|Airman Jackson was assigned to the induction center, where he advised new recruits about their government benefits, especially their GI insurance.|
It wasn't long before Captain Haverty noticed that Airman Jackson was having a staggeringly high success-rate, selling insurance to nearly 100% of the recruits he advised.
Rather than asking him about this, the Captain stood at the back of the room and listened to Jackson's sales pitch.
Jackson explained the basics of GI Insurance to the new recruits, and then said, "If you are killed in a battle and have a GI Insurance, the government has to pay $200,000 to your beneficiaries. But, if you don't have a GI insurance and get killed in the battle, the government only has to pay a maximum of $6000."
"Now," he concluded, "which group do YOU think they're gonna send into battle first?"
|During a simulated attack, the troops have to defend themselves against an imaginary enemy, as the sergeant calls it. Bawling out orders, he notices that one recruit shows little response.|
"You there," the sergeant shouts, "the imaginary enemy is advancing, and your are caught in the crossfire. Action!"
The recruit takes ten steps to one side.
"What are you doing, man?" Yells the sergeant, purple with fury.
"I'm taking shelter behind an imaginary hill, Sergeant," answers the recruit calmly.
|It was early morning at the military base, and the first sergeant was calling out names for the daily work parties listed on a piece of paper:|
No answer was heard again.
The troops remained totally silent.
At that point, someone whispered into the first sergeant's ear. He looked again at what the last name really said, quickly turned over the list and continued calling the names printed on the other side.
|An army major called his wife to tell her that he would be late home because dirty magazines had been found in the barracks and the soldiers responsible were facing serious disciplinary action.|
"The punishment sounds a little harsh," she said.
"After all, most of the soldiers have pictures of women on the walls of their quarters."

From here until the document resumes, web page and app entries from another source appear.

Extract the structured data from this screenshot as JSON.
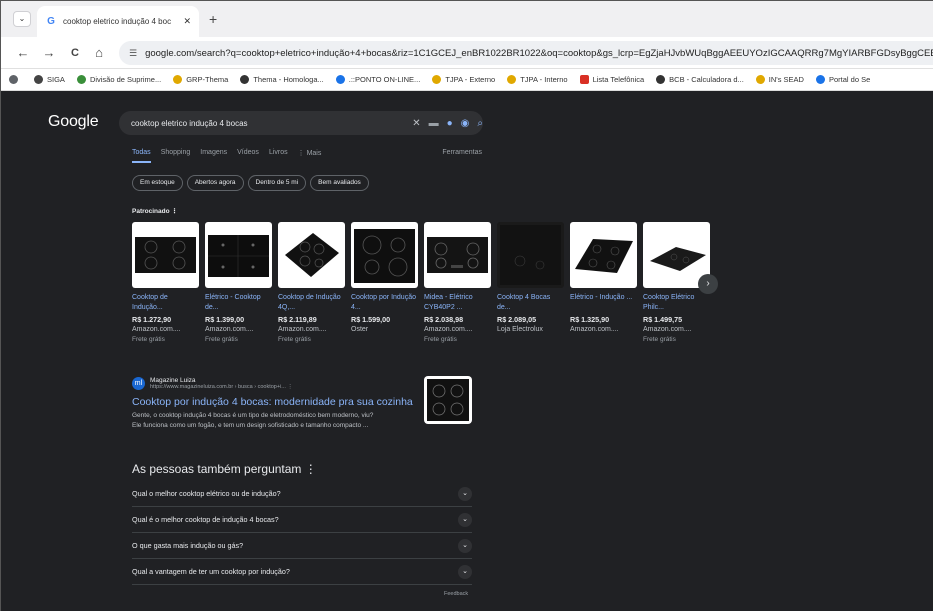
{
  "browser": {
    "tab_menu": "⌄",
    "tab_title": "cooktop eletrico indução 4 boc",
    "tab_close": "✕",
    "new_tab": "+",
    "nav": {
      "back": "←",
      "forward": "→",
      "reload": "C",
      "home": "⌂"
    },
    "url": "google.com/search?q=cooktop+eletrico+indução+4+bocas&riz=1C1GCEJ_enBR1022BR1022&oq=cooktop&gs_lcrp=EgZjaHJvbWUqBggAEEUYOzIGCAAQRRg7MgYIARBFGDsyBggCEEU"
  },
  "bookmarks": [
    {
      "label": "",
      "icon": "circle-icon",
      "color": "#5f6368"
    },
    {
      "label": "SIGA",
      "icon": "siga-icon",
      "color": "#444444"
    },
    {
      "label": "Divisão de Suprime...",
      "icon": "leaf-icon",
      "color": "#3a8f3a"
    },
    {
      "label": "GRP-Thema",
      "icon": "grp-icon",
      "color": "#e0a800"
    },
    {
      "label": "Thema - Homologa...",
      "icon": "globe-icon",
      "color": "#333333"
    },
    {
      "label": ".::PONTO ON-LINE...",
      "icon": "star-icon",
      "color": "#1a73e8"
    },
    {
      "label": "TJPA - Externo",
      "icon": "tjpa-icon",
      "color": "#e0a800"
    },
    {
      "label": "TJPA - Interno",
      "icon": "tjpa-icon",
      "color": "#e0a800"
    },
    {
      "label": "Lista Telefônica",
      "icon": "pdf-icon",
      "color": "#d93025"
    },
    {
      "label": "BCB - Calculadora d...",
      "icon": "globe-icon",
      "color": "#333333"
    },
    {
      "label": "IN's SEAD",
      "icon": "tjpa-icon",
      "color": "#e0a800"
    },
    {
      "label": "Portal do Se",
      "icon": "star-icon",
      "color": "#1a73e8"
    }
  ],
  "google": {
    "logo": "Google",
    "query": "cooktop eletrico indução 4 bocas",
    "tabs": [
      "Todas",
      "Shopping",
      "Imagens",
      "Vídeos",
      "Livros",
      "⋮ Mais"
    ],
    "tools": "Ferramentas",
    "chips": [
      "Em estoque",
      "Abertos agora",
      "Dentro de 5 mi",
      "Bem avaliados"
    ],
    "sponsored": "Patrocinado ⋮",
    "products": [
      {
        "title": "Cooktop de Indução...",
        "price": "R$ 1.272,90",
        "store": "Amazon.com....",
        "shipping": "Frete grátis"
      },
      {
        "title": "Elétrico - Cooktop de...",
        "price": "R$ 1.399,00",
        "store": "Amazon.com....",
        "shipping": "Frete grátis"
      },
      {
        "title": "Cooktop de Indução 4Q,...",
        "price": "R$ 2.119,89",
        "store": "Amazon.com....",
        "shipping": "Frete grátis"
      },
      {
        "title": "Cooktop por Indução 4...",
        "price": "R$ 1.599,00",
        "store": "Oster",
        "shipping": ""
      },
      {
        "title": "Midea - Elétrico CYB40P2 ...",
        "price": "R$ 2.038,98",
        "store": "Amazon.com....",
        "shipping": "Frete grátis"
      },
      {
        "title": "Cooktop 4 Bocas de...",
        "price": "R$ 2.089,05",
        "store": "Loja Electrolux",
        "shipping": ""
      },
      {
        "title": "Elétrico - Indução ...",
        "price": "R$ 1.325,90",
        "store": "Amazon.com....",
        "shipping": ""
      },
      {
        "title": "Cooktop Elétrico Philc...",
        "price": "R$ 1.499,75",
        "store": "Amazon.com....",
        "shipping": "Frete grátis"
      }
    ],
    "result": {
      "site_name": "Magazine Luiza",
      "site_url": "https://www.magazineluiza.com.br › busca › cooktop+i...  ⋮",
      "title": "Cooktop por indução 4 bocas: modernidade pra sua cozinha",
      "snippet_1": "Gente, o cooktop indução 4 bocas é um tipo de eletrodoméstico bem moderno, viu?",
      "snippet_2": "Ele funciona como um fogão, e tem um design sofisticado e tamanho compacto ..."
    },
    "paa_title": "As pessoas também perguntam  ⋮",
    "paa": [
      "Qual o melhor cooktop elétrico ou de indução?",
      "Qual é o melhor cooktop de indução 4 bocas?",
      "O que gasta mais indução ou gás?",
      "Qual a vantagem de ter um cooktop por indução?"
    ],
    "feedback": "Feedback"
  }
}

"No Honey..." the major explained patiently, "Dirty magazines means the clips from their rifles had not been cleaned properly!"